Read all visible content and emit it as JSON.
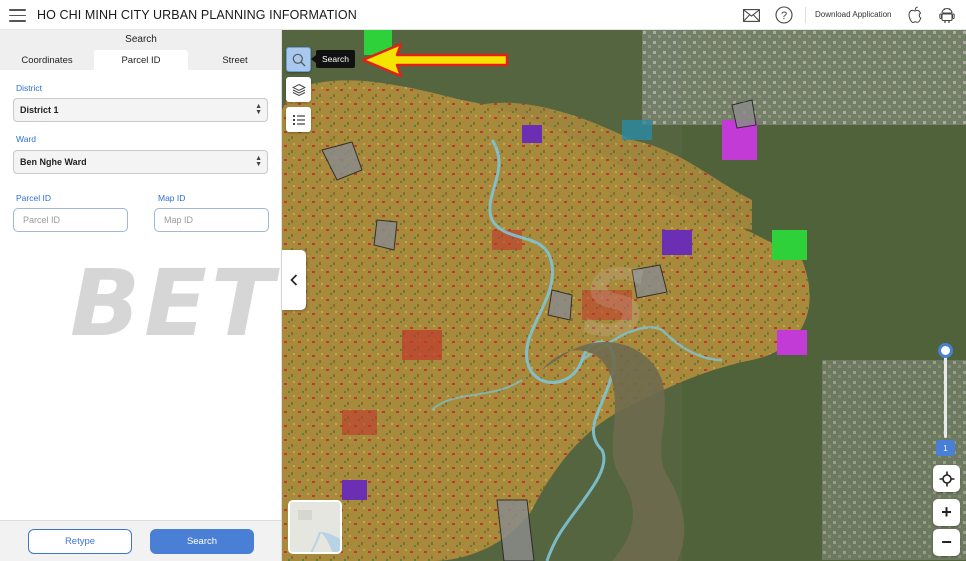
{
  "header": {
    "title": "HO CHI MINH CITY URBAN PLANNING INFORMATION",
    "menu_icon": "hamburger-icon",
    "mail_icon": "mail-icon",
    "help_icon": "help-icon",
    "download_label": "Download Application",
    "apple_icon": "apple-icon",
    "android_icon": "android-icon"
  },
  "panel": {
    "title": "Search",
    "tabs": [
      "Coordinates",
      "Parcel ID",
      "Street"
    ],
    "active_tab": "Parcel ID",
    "district": {
      "label": "District",
      "value": "District 1"
    },
    "ward": {
      "label": "Ward",
      "value": "Ben Nghe Ward"
    },
    "parcel_id": {
      "label": "Parcel ID",
      "placeholder": "Parcel ID"
    },
    "map_id": {
      "label": "Map ID",
      "placeholder": "Map ID"
    },
    "watermark": "BET",
    "retype_label": "Retype",
    "search_label": "Search"
  },
  "map": {
    "tooltip": "Search",
    "tools": [
      "search-icon",
      "layers-icon",
      "legend-list-icon"
    ],
    "zoom_level_badge": "1",
    "accent_color": "#4a7fd6",
    "annotation_arrow_color": "#f5e400",
    "annotation_arrow_outline": "#e0201b"
  }
}
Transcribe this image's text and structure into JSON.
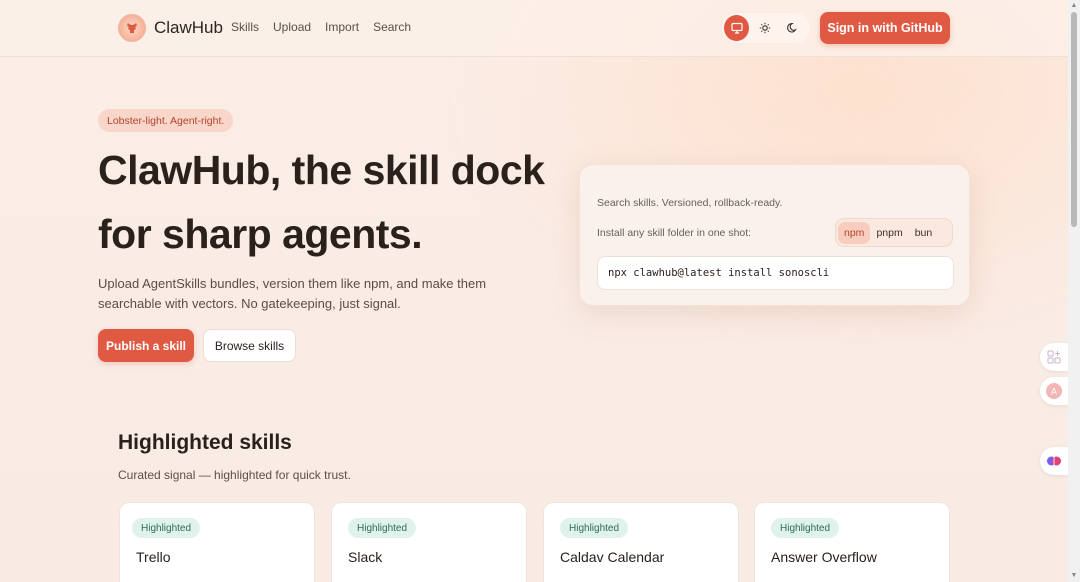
{
  "header": {
    "brand": "ClawHub",
    "nav": [
      "Skills",
      "Upload",
      "Import",
      "Search"
    ],
    "signin_label": "Sign in  with GitHub"
  },
  "hero": {
    "tagline": "Lobster-light. Agent-right.",
    "title_line1": "ClawHub, the skill dock",
    "title_line2": "for sharp agents.",
    "subtitle": "Upload AgentSkills bundles, version them like npm, and make them searchable with vectors. No gatekeeping, just signal.",
    "publish_label": "Publish a skill",
    "browse_label": "Browse skills"
  },
  "install": {
    "line1": "Search skills. Versioned, rollback-ready.",
    "line2": "Install any skill folder in one shot:",
    "tabs": [
      "npm",
      "pnpm",
      "bun"
    ],
    "active_tab": "npm",
    "command": "npx clawhub@latest install sonoscli"
  },
  "highlighted": {
    "title": "Highlighted skills",
    "subtitle": "Curated signal — highlighted for quick trust.",
    "cards": [
      {
        "badge": "Highlighted",
        "name": "Trello"
      },
      {
        "badge": "Highlighted",
        "name": "Slack"
      },
      {
        "badge": "Highlighted",
        "name": "Caldav Calendar"
      },
      {
        "badge": "Highlighted",
        "name": "Answer Overflow"
      }
    ]
  },
  "icons": {
    "theme": [
      "monitor-icon",
      "sun-icon",
      "moon-icon"
    ],
    "side": [
      "app-grid-icon",
      "translate-icon",
      "brain-icon"
    ]
  },
  "colors": {
    "accent": "#e05a43",
    "badge_bg": "#dff2ec",
    "badge_text": "#2f6b5c"
  }
}
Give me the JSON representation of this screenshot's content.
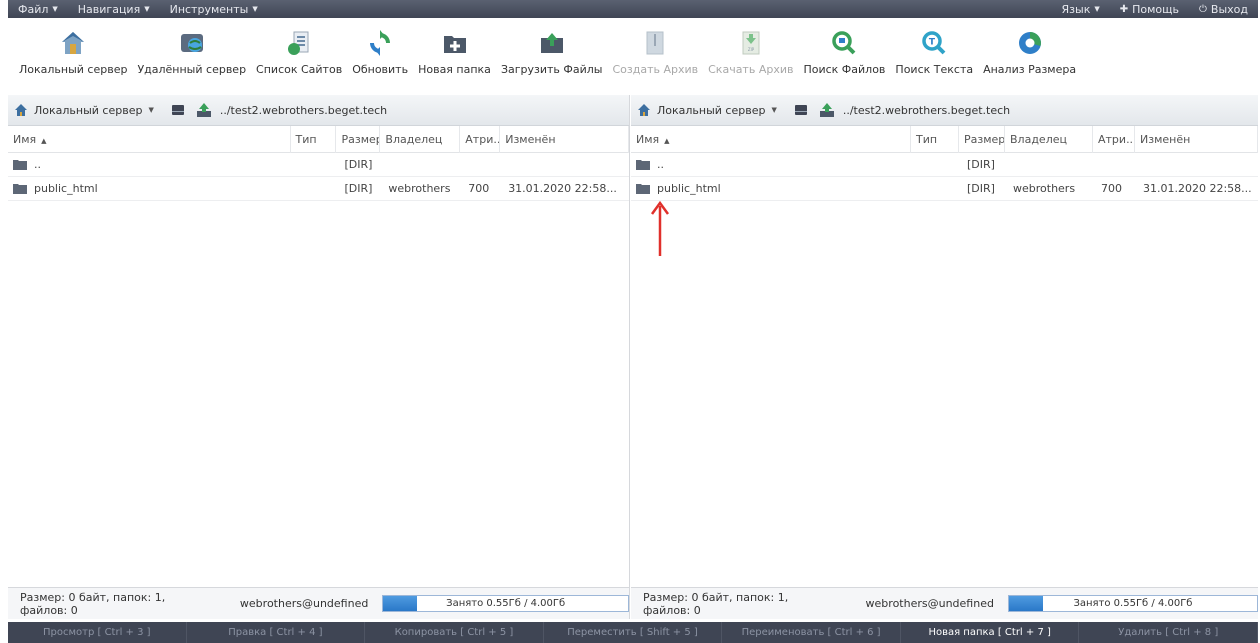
{
  "menubar": {
    "file": "Файл",
    "navigation": "Навигация",
    "tools": "Инструменты",
    "language": "Язык",
    "help": "Помощь",
    "logout": "Выход"
  },
  "toolbar": {
    "items": [
      {
        "label": "Локальный сервер",
        "icon": "home-icon",
        "enabled": true
      },
      {
        "label": "Удалённый сервер",
        "icon": "remote-server-icon",
        "enabled": true
      },
      {
        "label": "Список Сайтов",
        "icon": "site-list-icon",
        "enabled": true
      },
      {
        "label": "Обновить",
        "icon": "refresh-icon",
        "enabled": true
      },
      {
        "label": "Новая папка",
        "icon": "new-folder-icon",
        "enabled": true
      },
      {
        "label": "Загрузить Файлы",
        "icon": "upload-icon",
        "enabled": true
      },
      {
        "label": "Создать Архив",
        "icon": "archive-icon",
        "enabled": false
      },
      {
        "label": "Скачать Архив",
        "icon": "download-zip-icon",
        "enabled": false
      },
      {
        "label": "Поиск Файлов",
        "icon": "search-files-icon",
        "enabled": true
      },
      {
        "label": "Поиск Текста",
        "icon": "search-text-icon",
        "enabled": true
      },
      {
        "label": "Анализ Размера",
        "icon": "size-analysis-icon",
        "enabled": true
      }
    ]
  },
  "columns": {
    "name": "Имя",
    "type": "Тип",
    "size": "Размер",
    "owner": "Владелец",
    "attr": "Атри...",
    "modified": "Изменён"
  },
  "left_panel": {
    "server": "Локальный сервер",
    "path": "../test2.webrothers.beget.tech",
    "rows": [
      {
        "name": "..",
        "size": "[DIR]",
        "owner": "",
        "attr": "",
        "modified": ""
      },
      {
        "name": "public_html",
        "size": "[DIR]",
        "owner": "webrothers",
        "attr": "700",
        "modified": "31.01.2020 22:58..."
      }
    ],
    "status": "Размер: 0 байт, папок: 1, файлов: 0",
    "user": "webrothers@undefined",
    "quota_text": "Занято 0.55Гб / 4.00Гб",
    "quota_fraction": 0.1375
  },
  "right_panel": {
    "server": "Локальный сервер",
    "path": "../test2.webrothers.beget.tech",
    "rows": [
      {
        "name": "..",
        "size": "[DIR]",
        "owner": "",
        "attr": "",
        "modified": ""
      },
      {
        "name": "public_html",
        "size": "[DIR]",
        "owner": "webrothers",
        "attr": "700",
        "modified": "31.01.2020 22:58..."
      }
    ],
    "status": "Размер: 0 байт, папок: 1, файлов: 0",
    "user": "webrothers@undefined",
    "quota_text": "Занято 0.55Гб / 4.00Гб",
    "quota_fraction": 0.1375
  },
  "fnbar": [
    {
      "label": "Просмотр [ Ctrl + 3 ]",
      "active": false
    },
    {
      "label": "Правка [ Ctrl + 4 ]",
      "active": false
    },
    {
      "label": "Копировать [ Ctrl + 5 ]",
      "active": false
    },
    {
      "label": "Переместить [ Shift + 5 ]",
      "active": false
    },
    {
      "label": "Переименовать [ Ctrl + 6 ]",
      "active": false
    },
    {
      "label": "Новая папка [ Ctrl + 7 ]",
      "active": true
    },
    {
      "label": "Удалить [ Ctrl + 8 ]",
      "active": false
    }
  ],
  "colors": {
    "accent": "#2a78c8",
    "menubar": "#3f4554",
    "annotation_arrow": "#e0302b"
  }
}
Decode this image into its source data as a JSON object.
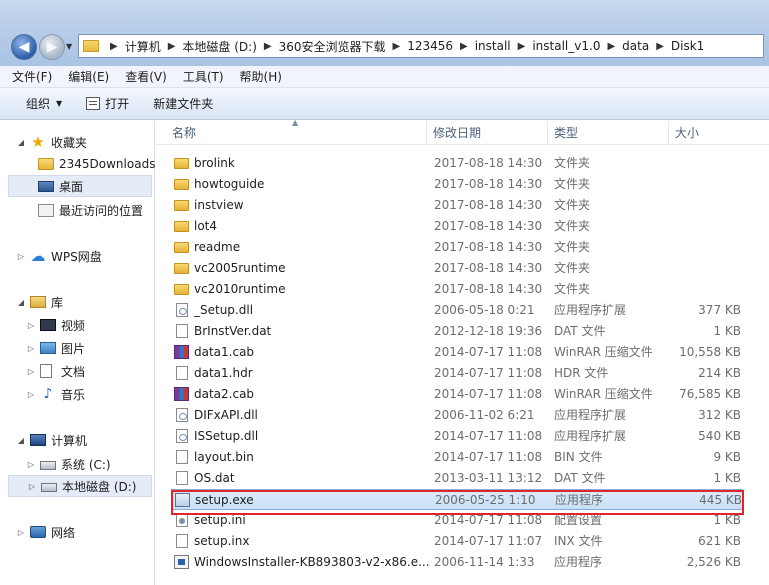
{
  "nav": {
    "back_label": "◀",
    "forward_label": "▶"
  },
  "address": {
    "crumbs": [
      "计算机",
      "本地磁盘 (D:)",
      "360安全浏览器下载",
      "123456",
      "install",
      "install_v1.0",
      "data",
      "Disk1"
    ]
  },
  "menu": [
    "文件(F)",
    "编辑(E)",
    "查看(V)",
    "工具(T)",
    "帮助(H)"
  ],
  "toolbar": {
    "organize": "组织",
    "open": "打开",
    "new_folder": "新建文件夹"
  },
  "sidebar": {
    "favorites": "收藏夹",
    "fav_items": [
      "2345Downloads",
      "桌面",
      "最近访问的位置"
    ],
    "wps": "WPS网盘",
    "libraries": "库",
    "lib_items": [
      "视频",
      "图片",
      "文档",
      "音乐"
    ],
    "computer": "计算机",
    "drives": [
      "系统 (C:)",
      "本地磁盘 (D:)"
    ],
    "network": "网络"
  },
  "columns": {
    "name": "名称",
    "date": "修改日期",
    "type": "类型",
    "size": "大小"
  },
  "files": [
    {
      "name": "brolink",
      "date": "2017-08-18 14:30",
      "type": "文件夹",
      "size": "",
      "icon": "folder"
    },
    {
      "name": "howtoguide",
      "date": "2017-08-18 14:30",
      "type": "文件夹",
      "size": "",
      "icon": "folder"
    },
    {
      "name": "instview",
      "date": "2017-08-18 14:30",
      "type": "文件夹",
      "size": "",
      "icon": "folder"
    },
    {
      "name": "lot4",
      "date": "2017-08-18 14:30",
      "type": "文件夹",
      "size": "",
      "icon": "folder"
    },
    {
      "name": "readme",
      "date": "2017-08-18 14:30",
      "type": "文件夹",
      "size": "",
      "icon": "folder"
    },
    {
      "name": "vc2005runtime",
      "date": "2017-08-18 14:30",
      "type": "文件夹",
      "size": "",
      "icon": "folder"
    },
    {
      "name": "vc2010runtime",
      "date": "2017-08-18 14:30",
      "type": "文件夹",
      "size": "",
      "icon": "folder"
    },
    {
      "name": "_Setup.dll",
      "date": "2006-05-18 0:21",
      "type": "应用程序扩展",
      "size": "377 KB",
      "icon": "dll"
    },
    {
      "name": "BrInstVer.dat",
      "date": "2012-12-18 19:36",
      "type": "DAT 文件",
      "size": "1 KB",
      "icon": "generic"
    },
    {
      "name": "data1.cab",
      "date": "2014-07-17 11:08",
      "type": "WinRAR 压缩文件",
      "size": "10,558 KB",
      "icon": "rar"
    },
    {
      "name": "data1.hdr",
      "date": "2014-07-17 11:08",
      "type": "HDR 文件",
      "size": "214 KB",
      "icon": "generic"
    },
    {
      "name": "data2.cab",
      "date": "2014-07-17 11:08",
      "type": "WinRAR 压缩文件",
      "size": "76,585 KB",
      "icon": "rar"
    },
    {
      "name": "DIFxAPI.dll",
      "date": "2006-11-02 6:21",
      "type": "应用程序扩展",
      "size": "312 KB",
      "icon": "dll"
    },
    {
      "name": "ISSetup.dll",
      "date": "2014-07-17 11:08",
      "type": "应用程序扩展",
      "size": "540 KB",
      "icon": "dll"
    },
    {
      "name": "layout.bin",
      "date": "2014-07-17 11:08",
      "type": "BIN 文件",
      "size": "9 KB",
      "icon": "generic"
    },
    {
      "name": "OS.dat",
      "date": "2013-03-11 13:12",
      "type": "DAT 文件",
      "size": "1 KB",
      "icon": "generic"
    },
    {
      "name": "setup.exe",
      "date": "2006-05-25 1:10",
      "type": "应用程序",
      "size": "445 KB",
      "icon": "exe",
      "selected": true
    },
    {
      "name": "setup.ini",
      "date": "2014-07-17 11:08",
      "type": "配置设置",
      "size": "1 KB",
      "icon": "ini"
    },
    {
      "name": "setup.inx",
      "date": "2014-07-17 11:07",
      "type": "INX 文件",
      "size": "621 KB",
      "icon": "generic"
    },
    {
      "name": "WindowsInstaller-KB893803-v2-x86.e...",
      "date": "2006-11-14 1:33",
      "type": "应用程序",
      "size": "2,526 KB",
      "icon": "msu"
    }
  ]
}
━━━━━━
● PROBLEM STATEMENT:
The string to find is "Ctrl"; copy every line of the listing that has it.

● ANSWER:
      "label": "Просмотр [ Ctrl + 3 ]",
      "label": "Правка [ Ctrl + 4 ]",
      "label": "Копировать [ Ctrl + 5 ]",
      "label": "Переименовать [ Ctrl + 6 ]",
      "label": "Новая папка [ Ctrl + 7 ]",
      "label": "Удалить [ Ctrl + 8 ]",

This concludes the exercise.